What is required
In the listing, find every line that has the string "FIRST" and copy it.
[[ Data to examine open ]]
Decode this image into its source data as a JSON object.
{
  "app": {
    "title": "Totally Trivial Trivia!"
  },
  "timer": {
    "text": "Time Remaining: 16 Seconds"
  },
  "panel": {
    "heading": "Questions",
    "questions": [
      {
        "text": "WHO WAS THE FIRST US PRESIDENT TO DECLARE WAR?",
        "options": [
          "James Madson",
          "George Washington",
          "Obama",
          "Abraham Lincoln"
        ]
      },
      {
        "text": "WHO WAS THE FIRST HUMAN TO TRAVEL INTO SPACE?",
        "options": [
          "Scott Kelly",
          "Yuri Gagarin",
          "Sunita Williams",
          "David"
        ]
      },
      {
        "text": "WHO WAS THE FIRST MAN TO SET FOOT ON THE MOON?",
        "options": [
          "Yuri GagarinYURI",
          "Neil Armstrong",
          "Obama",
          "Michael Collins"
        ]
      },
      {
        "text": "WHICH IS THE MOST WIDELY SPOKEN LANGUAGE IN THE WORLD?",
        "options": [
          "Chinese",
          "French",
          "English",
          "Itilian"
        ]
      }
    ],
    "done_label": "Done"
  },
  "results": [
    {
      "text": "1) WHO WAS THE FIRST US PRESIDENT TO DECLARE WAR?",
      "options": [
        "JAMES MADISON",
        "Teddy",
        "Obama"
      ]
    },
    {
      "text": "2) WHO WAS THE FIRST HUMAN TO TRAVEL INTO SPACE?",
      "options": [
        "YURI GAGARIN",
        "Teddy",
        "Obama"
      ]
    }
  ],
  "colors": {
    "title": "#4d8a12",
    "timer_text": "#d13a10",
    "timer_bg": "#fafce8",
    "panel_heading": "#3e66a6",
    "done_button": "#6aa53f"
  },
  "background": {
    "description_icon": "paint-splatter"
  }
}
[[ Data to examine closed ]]
Exercise solution
        "text": "WHO WAS THE FIRST US PRESIDENT TO DECLARE WAR?",
        "text": "WHO WAS THE FIRST HUMAN TO TRAVEL INTO SPACE?",
        "text": "WHO WAS THE FIRST MAN TO SET FOOT ON THE MOON?",
      "text": "1) WHO WAS THE FIRST US PRESIDENT TO DECLARE WAR?",
      "text": "2) WHO WAS THE FIRST HUMAN TO TRAVEL INTO SPACE?",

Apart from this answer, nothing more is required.